Despite the three ATRs, there is a prevailing feeling that justice has not been done. The ATRs have not addressed the main aspects of the report. There is also a distinct lack of transparency in the manner in which the State government dealt with the recommendations. For instance, it claims to have taken action against 46 policemen who were indicted but provides no details of their identity, their crime or punishment given. In an effort to widen the communal divide, subversive elements have tried to say that the 1992-93 riots and the 1993 bomb blasts were unrelated incidents, but it cannot be denied that the blasts were a reaction to the riots. Justice Srikrishna correctly wrote in his report: “One common link between the riots… and the bomb blasts appears to be that the former [seems] to have been a causative factor for the latter…”
Despite this, there has been a distinct difference in the manner in which the two have been handled. One reason for this is that the bomb blast cases were tried by a court of law while the riot cases were assigned to a Commission of Inquiry whose recommendations are not binding on the government. But even those riot cases that are being tried by a court of law have lagged behind shamefully.

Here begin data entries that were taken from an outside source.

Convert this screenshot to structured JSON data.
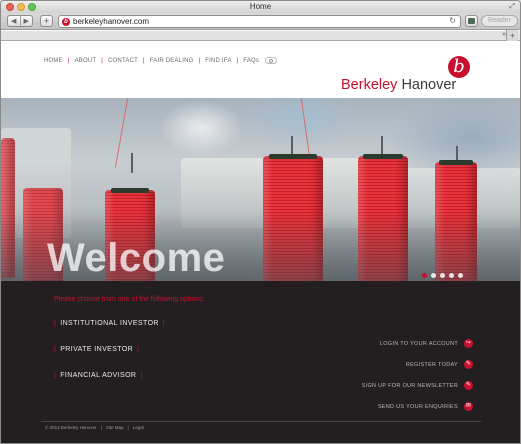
{
  "window": {
    "title": "Home"
  },
  "browser": {
    "url": "berkeleyhanover.com",
    "reader_label": "Reader",
    "back_icon": "chevron-left-icon",
    "forward_icon": "chevron-right-icon",
    "add_icon": "plus-icon"
  },
  "site": {
    "nav": [
      "HOME",
      "ABOUT",
      "CONTACT",
      "FAIR DEALING",
      "FIND IFA",
      "FAQs"
    ],
    "logo": {
      "mark": "b",
      "word1": "Berkeley",
      "word2": "Hanover"
    },
    "accent": "#c8102e",
    "dark_bg": "#231f20"
  },
  "hero": {
    "welcome": "Welcome"
  },
  "panel": {
    "prompt": "Please choose from one of the following options:",
    "investors": [
      "INSTITUTIONAL INVESTOR",
      "PRIVATE INVESTOR",
      "FINANCIAL ADVISOR"
    ],
    "actions": [
      {
        "label": "LOGIN TO YOUR ACCOUNT",
        "icon": "login-icon",
        "glyph": "↪"
      },
      {
        "label": "REGISTER TODAY",
        "icon": "register-icon",
        "glyph": "✎"
      },
      {
        "label": "SIGN UP FOR OUR NEWSLETTER",
        "icon": "newsletter-icon",
        "glyph": "✎"
      },
      {
        "label": "SEND US YOUR ENQUIRIES",
        "icon": "enquiry-icon",
        "glyph": "✉"
      }
    ]
  },
  "footer": {
    "copyright": "© 2013 Berkeley Hanover",
    "sitemap": "Site Map",
    "legal": "Legal"
  }
}
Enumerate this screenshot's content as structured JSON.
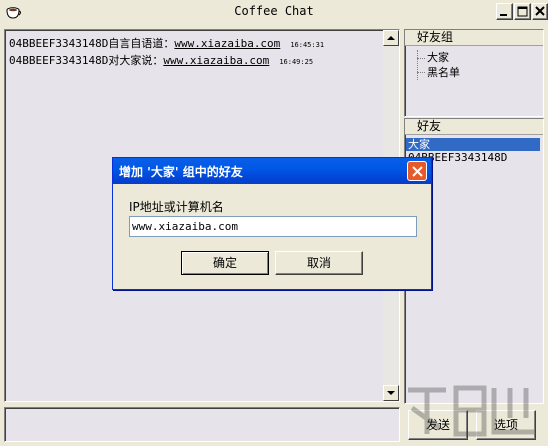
{
  "window": {
    "title": "Coffee Chat"
  },
  "chat": {
    "messages": [
      {
        "sender": "04BBEEF3343148D",
        "verb": "自言自语道：",
        "text": "www.xiazaiba.com",
        "time": "16:45:31"
      },
      {
        "sender": "04BBEEF3343148D",
        "verb": "对大家说：",
        "text": "www.xiazaiba.com",
        "time": "16:49:25"
      }
    ],
    "input_value": ""
  },
  "groups_panel": {
    "header": "好友组",
    "items": [
      "大家",
      "黑名单"
    ]
  },
  "friends_panel": {
    "header": "好友",
    "items": [
      "大家",
      "04BBEEF3343148D"
    ],
    "selected_index": 0
  },
  "buttons": {
    "send": "发送",
    "options": "选项"
  },
  "dialog": {
    "title": "增加 '大家' 组中的好友",
    "label": "IP地址或计算机名",
    "input_value": "www.xiazaiba.com",
    "ok": "确定",
    "cancel": "取消"
  },
  "colors": {
    "selection": "#316ac5",
    "dialog_title": "#0058e6",
    "dialog_close": "#e55a2b",
    "window_bg": "#ece9d8"
  },
  "icons": {
    "app": "coffee-cup-icon",
    "minimize": "minimize-icon",
    "maximize": "maximize-icon",
    "close": "close-icon"
  }
}
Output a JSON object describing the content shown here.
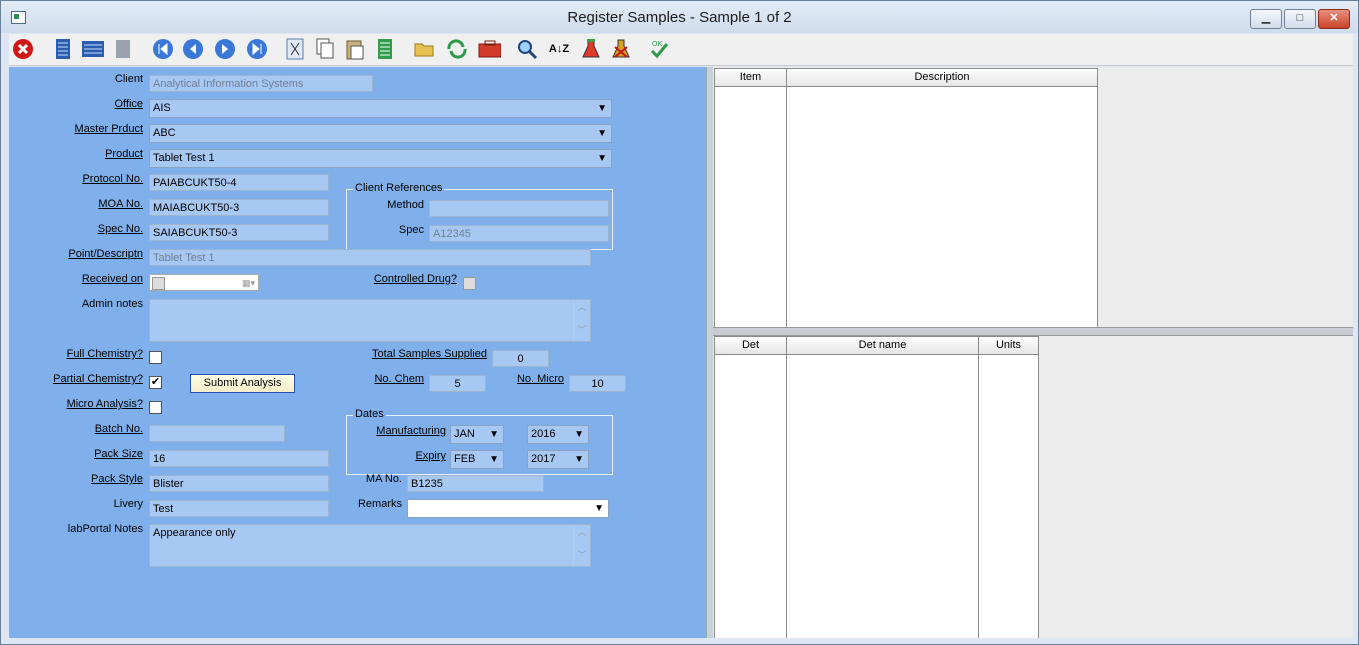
{
  "window": {
    "title": "Register Samples -  Sample 1 of 2",
    "minimize": "▁",
    "maximize": "□",
    "close": "✕"
  },
  "toolbar": {
    "icons": [
      "close-icon",
      "list-icon",
      "grid-icon",
      "page-icon",
      "first-icon",
      "prev-icon",
      "next-icon",
      "last-icon",
      "cut-icon",
      "copy-icon",
      "paste-icon",
      "document-icon",
      "open-folder-icon",
      "refresh-icon",
      "toolbox-icon",
      "search-icon",
      "sort-az-icon",
      "flask-icon",
      "flask-x-icon",
      "ok-check-icon"
    ]
  },
  "form": {
    "client": {
      "label": "Client",
      "value": "Analytical Information Systems"
    },
    "office": {
      "label": "Office",
      "value": "AIS"
    },
    "master_product": {
      "label": "Master Prduct",
      "value": "ABC"
    },
    "product": {
      "label": "Product",
      "value": "Tablet Test 1"
    },
    "protocol": {
      "label": "Protocol No.",
      "value": "PAIABCUKT50-4"
    },
    "moa": {
      "label": "MOA No.",
      "value": "MAIABCUKT50-3"
    },
    "spec_no": {
      "label": "Spec No.",
      "value": "SAIABCUKT50-3"
    },
    "point": {
      "label": "Point/Descriptn",
      "value": "Tablet Test 1"
    },
    "received": {
      "label": "Received on",
      "value": ""
    },
    "controlled": {
      "label": "Controlled Drug?"
    },
    "admin_notes": {
      "label": "Admin notes",
      "value": ""
    },
    "client_refs": {
      "label": "Client References",
      "method_label": "Method",
      "method": "",
      "spec_label": "Spec",
      "spec": "A12345"
    },
    "full_chem": {
      "label": "Full Chemistry?",
      "checked": false
    },
    "partial_chem": {
      "label": "Partial Chemistry?",
      "checked": true,
      "mark": "✔"
    },
    "micro": {
      "label": "Micro Analysis?",
      "checked": false
    },
    "submit": "Submit Analysis",
    "total_samples": {
      "label": "Total Samples Supplied",
      "value": "0"
    },
    "no_chem": {
      "label": "No. Chem",
      "value": "5"
    },
    "no_micro": {
      "label": "No. Micro",
      "value": "10"
    },
    "batch": {
      "label": "Batch No.",
      "value": ""
    },
    "pack_size": {
      "label": "Pack Size",
      "value": "16"
    },
    "pack_style": {
      "label": "Pack Style",
      "value": "Blister"
    },
    "livery": {
      "label": "Livery",
      "value": "Test"
    },
    "notes": {
      "label": "labPortal Notes",
      "value": "Appearance only"
    },
    "dates": {
      "label": "Dates",
      "manufacturing_label": "Manufacturing",
      "mfg_month": "JAN",
      "mfg_year": "2016",
      "expiry_label": "Expiry",
      "exp_month": "FEB",
      "exp_year": "2017"
    },
    "ma_no": {
      "label": "MA No.",
      "value": "B1235"
    },
    "remarks": {
      "label": "Remarks",
      "value": ""
    }
  },
  "grid_top": {
    "columns": [
      "Item",
      "Description"
    ]
  },
  "grid_bottom": {
    "columns": [
      "Det",
      "Det name",
      "Units"
    ]
  }
}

The punishments awarded to those indicted in the bomb blast trial and those indicted by the Commission are poles apart in the matter of severity. In the recently concluded blasts trial, the Special Court gave 11 death sentences and 20 life sentences in a total of 138 cases. The seemingly mild involvement of keeping a bag of explosives won a 64-year-old woman five years of rigorous imprisonment. In comparison, here are statistics from the riots: 2,270 cases were registered during the riots. Charge sheets were filed in 650 cases. About 350 cases are still pending with the court. Justice would have been served to some extent if the Commission’s recommendations were implemented.
Approximately 900 people lost their lives in the riots, of which 575 were Muslims. The blasts claimed 257 lives. The intention here is not to compare the two. It is merely to add the statistic to the body of evidence that exists but is not being applied in the quest for justice.